further explored his ideas on villa architecture during his 1892 trip with his brother, William Platt, to photograph Renaissance
gardens in Italy, the results of which he published in Italian Gardens in 1894. After returning from Italy, Platt received
house and garden commissions from several neighbors in Cornish, many of whom would remain lifelong patrons. Thanks to positive
attention in the architectural press and the ties of his family and friends to influential patrons, Platt began to attract
commissions beyond Cornish, first for gardens and then for entire country estates. Platt was published in Guy Lowell's AMERICAN
GARDENS in 1902, in which his classically influenced garden designs were printed alongside those of Wilson Eyre and McKim,
Mead & White and in contrast to the naturalistic designs favored by Frederick Law Olmsted. Herbert Croly, editor of ARCHITECTURAL
RECORD and a friend of Platt, published a positive review of Platt's work in 1904. By 1913, Platt's substantial body of work
was published in the MONOGRAPH OF THE WORK OF CHARLES A. PLATT by the Architectural Book Publishing Company. Platt continued
to design country houses throughout his career, but he devoted much of his time to important urban and institutional commissions
after 1920. Many of these commissions came from the Vincent Astor estate office, which employed Platt from 1906 through 1932,
and from residential clients with institutional interests. For the Astor estate, most of Platt's work consisted of converting
Manhattan tenements to more luxurious middle- and upper-class apartment dwellings. Previous patron Charles Lang Freer commissioned
Platt to design the Freer Gallery of Art in Washington DC in 1913, the first of Platt's nine museum commissions. Platt also
completed or consulted on several large-scale campus planning projects, most notably for the University of Illinois at Urbana-Champaign
and for Phillips Academy in Andover, Massachusetts. Throughout his life, Platt maintained his house and garden in Cornish,
New Hampshire, and an office and residence in Manhattan. With his second wife, Eleanor Hardy Bunker, whom Platt married in
1893, Platt had five children. Among the children were William (1897-1984) and Geoffrey (1905-1985), who followed in their
father's footsteps and practiced architecture in New York City; the Department of Drawings & Archives also holds the William
& Geoffrey Platt archive. Charles Platt died in Cornish in 1933.
Scope and Contents
This collection contains materials related to Platt's personal and professional lives, the bulk originating from Platt's office
in the form of project drawings, photographs, and records documenting architectural projects from 1901-1933. Several earlier
projects and projects completed by Platt's office after his death are also documented. A small group of drawings was created
for publication only, and some drawings may have served as both project records and presentation drawings. The archive also
contains typescript transcriptions of correspondence from Platt's travels to Europe in 1879 and from 1882-1886, as well as

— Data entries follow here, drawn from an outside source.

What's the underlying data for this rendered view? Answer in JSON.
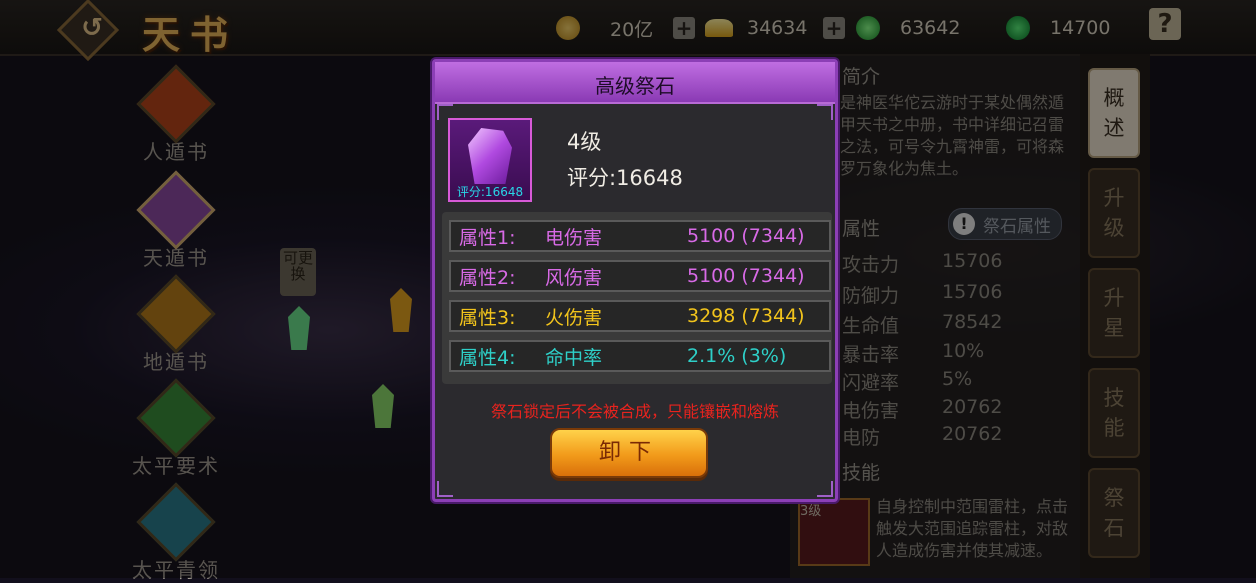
{
  "header": {
    "back_icon": "back-arrow-icon",
    "title": "天书",
    "resources": [
      {
        "icon": "coin-icon",
        "color": "#d9a93a",
        "value": "20亿"
      },
      {
        "icon": "ingot-icon",
        "color": "#e0c04a",
        "value": "34634"
      },
      {
        "icon": "green-crystal-icon",
        "color": "#2ec04a",
        "value": "63642"
      },
      {
        "icon": "jade-icon",
        "color": "#1aa04a",
        "value": "14700"
      }
    ],
    "plus_label": "+",
    "help_label": "?"
  },
  "left_menu": {
    "items": [
      {
        "label": "人遁书",
        "color": "#b4441a"
      },
      {
        "label": "天遁书",
        "color": "#8a4aa0"
      },
      {
        "label": "地遁书",
        "color": "#b47a1a"
      },
      {
        "label": "太平要术",
        "color": "#3a8a3a"
      },
      {
        "label": "太平青领",
        "color": "#2a7a8a"
      }
    ],
    "changeable_tag": "可更换"
  },
  "right_panel": {
    "intro_title": "简介",
    "intro_text": "是神医华佗云游时于某处偶然遁甲天书之中册，书中详细记召雷之法，可号令九霄神雷，可将森罗万象化为焦土。",
    "attr_title": "属性",
    "attr_button": "祭石属性",
    "attr_button_icon": "!",
    "stats": [
      {
        "name": "攻击力",
        "value": "15706"
      },
      {
        "name": "防御力",
        "value": "15706"
      },
      {
        "name": "生命值",
        "value": "78542"
      },
      {
        "name": "暴击率",
        "value": "10%"
      },
      {
        "name": "闪避率",
        "value": "5%"
      },
      {
        "name": "电伤害",
        "value": "20762"
      },
      {
        "name": "电防",
        "value": "20762"
      }
    ],
    "skill_title": "技能",
    "skill_level": "3级",
    "skill_text": "自身控制中范围雷柱，点击触发大范围追踪雷柱，对敌人造成伤害并使其减速。"
  },
  "tabs": [
    {
      "label": "概述",
      "active": true
    },
    {
      "label": "升级",
      "active": false
    },
    {
      "label": "升星",
      "active": false
    },
    {
      "label": "技能",
      "active": false
    },
    {
      "label": "祭石",
      "active": false
    }
  ],
  "dialog": {
    "title": "高级祭石",
    "item": {
      "level": "4级",
      "score": "评分:16648",
      "score_tag": "评分:16648"
    },
    "attributes": [
      {
        "key": "属性1:",
        "name": "电伤害",
        "value": "5100 (7344)",
        "color": "#d86ae6"
      },
      {
        "key": "属性2:",
        "name": "风伤害",
        "value": "5100 (7344)",
        "color": "#d86ae6"
      },
      {
        "key": "属性3:",
        "name": "火伤害",
        "value": "3298 (7344)",
        "color": "#f2c41c"
      },
      {
        "key": "属性4:",
        "name": "命中率",
        "value": "2.1% (3%)",
        "color": "#2ed0c8"
      }
    ],
    "warning": "祭石锁定后不会被合成，只能镶嵌和熔炼",
    "unequip_label": "卸下"
  }
}
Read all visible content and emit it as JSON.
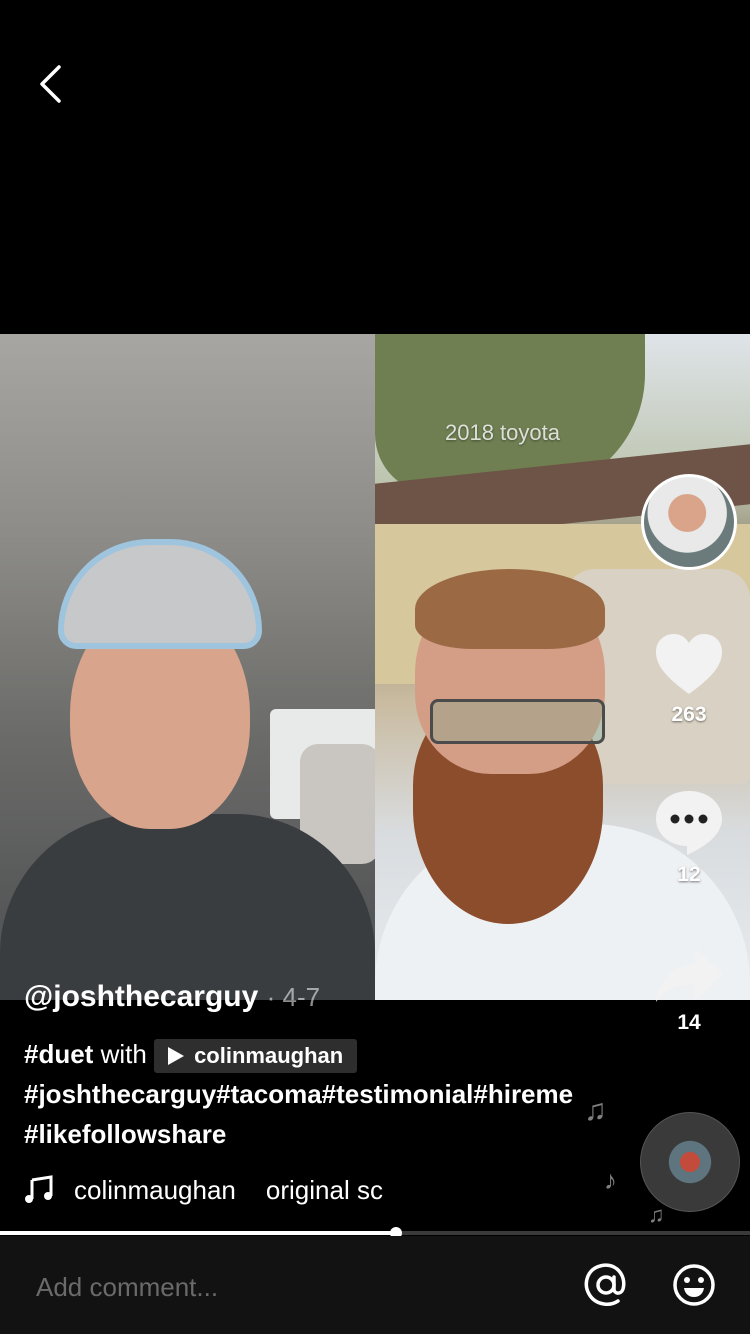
{
  "video": {
    "overlay_text": "2018 toyota"
  },
  "post": {
    "handle": "@joshthecarguy",
    "date": "· 4-7",
    "caption_duet_tag": "#duet",
    "caption_with": "with",
    "duet_user": "colinmaughan",
    "caption_hashtags": "#joshthecarguy#tacoma#testimonial#hireme#likefollowshare"
  },
  "actions": {
    "likes": "263",
    "comments": "12",
    "shares": "14"
  },
  "music": {
    "author": "colinmaughan",
    "title": "original sc"
  },
  "playback": {
    "progress": 0.528
  },
  "comment_bar": {
    "placeholder": "Add comment..."
  },
  "icons": [
    "back-icon",
    "heart-icon",
    "comment-icon",
    "share-icon",
    "music-note-icon",
    "at-icon",
    "emoji-icon",
    "music-disc-icon"
  ]
}
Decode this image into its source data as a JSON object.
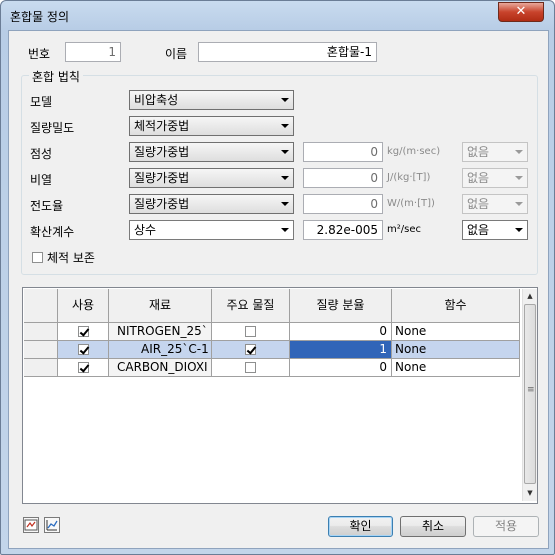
{
  "window": {
    "title": "혼합물 정의",
    "close_glyph": "✕"
  },
  "header": {
    "number_label": "번호",
    "number_value": "1",
    "name_label": "이름",
    "name_value": "혼합물-1"
  },
  "mix_rules": {
    "group_label": "혼합 법칙",
    "rows": [
      {
        "label": "모델",
        "combo": "비압축성"
      },
      {
        "label": "질량밀도",
        "combo": "체적가중법"
      },
      {
        "label": "점성",
        "combo": "질량가중법",
        "value": "0",
        "unit": "kg/(m·sec)",
        "option": "없음"
      },
      {
        "label": "비열",
        "combo": "질량가중법",
        "value": "0",
        "unit": "J/(kg·[T])",
        "option": "없음"
      },
      {
        "label": "전도율",
        "combo": "질량가중법",
        "value": "0",
        "unit": "W/(m·[T])",
        "option": "없음"
      },
      {
        "label": "확산계수",
        "combo": "상수",
        "value": "2.82e-005",
        "unit": "m²/sec",
        "option": "없음"
      }
    ],
    "volume_conservation_label": "체적 보존"
  },
  "grid": {
    "columns": [
      "사용",
      "재료",
      "주요 물질",
      "질량 분율",
      "함수"
    ],
    "rows": [
      {
        "use": true,
        "material": "NITROGEN_25`",
        "primary": false,
        "fraction": "0",
        "function": "None",
        "selected": false
      },
      {
        "use": true,
        "material": "AIR_25`C-1",
        "primary": true,
        "fraction": "1",
        "function": "None",
        "selected": true
      },
      {
        "use": true,
        "material": "CARBON_DIOXI",
        "primary": false,
        "fraction": "0",
        "function": "None",
        "selected": false
      }
    ],
    "scroll_up": "▲",
    "scroll_down": "▼",
    "grip": "≡"
  },
  "buttons": {
    "ok": "확인",
    "cancel": "취소",
    "apply": "적용"
  },
  "colors": {
    "selection": "#3165b8",
    "selection_row": "#c5d5ee"
  }
}
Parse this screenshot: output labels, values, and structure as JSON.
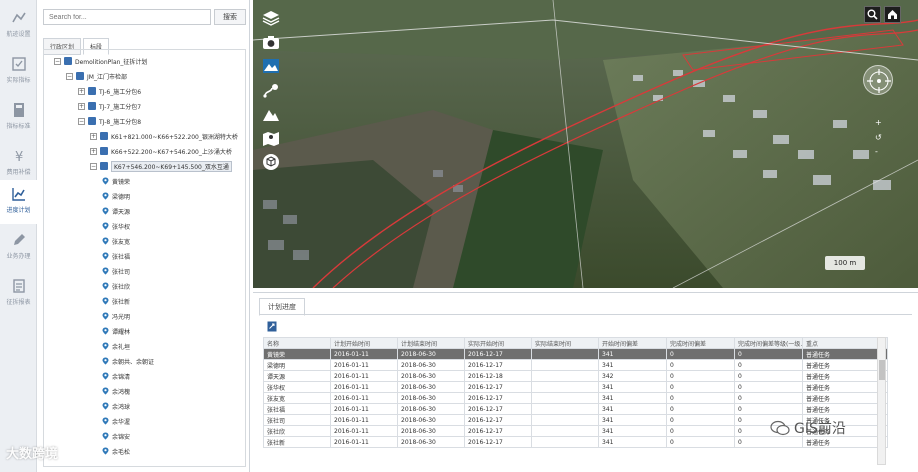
{
  "rail": [
    {
      "label": "航迹设置",
      "icon": "route-icon"
    },
    {
      "label": "实际指标",
      "icon": "checklist-icon"
    },
    {
      "label": "指标标准",
      "icon": "calculator-icon"
    },
    {
      "label": "费用补偿",
      "icon": "money-icon"
    },
    {
      "label": "进度计划",
      "icon": "chart-line-icon"
    },
    {
      "label": "业务办理",
      "icon": "edit-icon"
    },
    {
      "label": "征拆报表",
      "icon": "report-icon"
    }
  ],
  "search": {
    "placeholder": "Search for...",
    "button": "搜索"
  },
  "tabs": [
    "行政区划",
    "标段"
  ],
  "tree": {
    "root": "DemolitionPlan_征拆计划",
    "project": "JM_江门市检部",
    "sections": [
      "TJ-6_施工分包6",
      "TJ-7_施工分包7",
      "TJ-8_施工分包8"
    ],
    "segments": [
      "K61+821.000~K66+522.200_银洲湖特大桥",
      "K66+522.200~K67+546.200_上沙涌大桥",
      "K67+546.200~K69+145.500_双水互通"
    ],
    "people": [
      "黄镜荣",
      "梁德明",
      "谭天源",
      "张华权",
      "张友宽",
      "张社福",
      "张社司",
      "张社欣",
      "张社新",
      "冯光明",
      "谭耀林",
      "余礼垣",
      "余朝共、余朝证",
      "余锦清",
      "余鸿槐",
      "余鸿球",
      "余华渥",
      "余锦安",
      "余毛松"
    ]
  },
  "map": {
    "scale": "100 m",
    "zoom_in": "+",
    "zoom_out": "-",
    "reset": "↺"
  },
  "plan": {
    "tab": "计划进度",
    "columns": [
      "名称",
      "计划开始时间",
      "计划结束时间",
      "实际开始时间",
      "实际结束时间",
      "开始时间偏差",
      "完成时间偏差",
      "完成时间偏差等级(一级...)",
      "重点"
    ],
    "rows": [
      [
        "黄镜荣",
        "2016-01-11",
        "2018-06-30",
        "2016-12-17",
        "",
        "341",
        "0",
        "0",
        "普通任务"
      ],
      [
        "梁德明",
        "2016-01-11",
        "2018-06-30",
        "2016-12-17",
        "",
        "341",
        "0",
        "0",
        "普通任务"
      ],
      [
        "谭天源",
        "2016-01-11",
        "2018-06-30",
        "2016-12-18",
        "",
        "342",
        "0",
        "0",
        "普通任务"
      ],
      [
        "张华权",
        "2016-01-11",
        "2018-06-30",
        "2016-12-17",
        "",
        "341",
        "0",
        "0",
        "普通任务"
      ],
      [
        "张友宽",
        "2016-01-11",
        "2018-06-30",
        "2016-12-17",
        "",
        "341",
        "0",
        "0",
        "普通任务"
      ],
      [
        "张社福",
        "2016-01-11",
        "2018-06-30",
        "2016-12-17",
        "",
        "341",
        "0",
        "0",
        "普通任务"
      ],
      [
        "张社司",
        "2016-01-11",
        "2018-06-30",
        "2016-12-17",
        "",
        "341",
        "0",
        "0",
        "普通任务"
      ],
      [
        "张社欣",
        "2016-01-11",
        "2018-06-30",
        "2016-12-17",
        "",
        "341",
        "0",
        "0",
        "普通任务"
      ],
      [
        "张社新",
        "2016-01-11",
        "2018-06-30",
        "2016-12-17",
        "",
        "341",
        "0",
        "0",
        "普通任务"
      ]
    ]
  },
  "watermark": {
    "left": "大数跨境",
    "right": "GIS前沿"
  }
}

transcribed letters to his wife, Eleanor Hardy Bunker Platt, and a diary kept during his brief engagement as a member of the
Food Administration in Italy after World War I. Additional papers include limited personal and professional correspondence.
Lastly, the collection contains original glass plate negatives of photographs of Italian Renaissance gardens taken by Platt
and/or his brother William Platt in the spring of 1892. Platt incorporated some of these images in ITALIAN GARDENS, published
by Harper in 1894.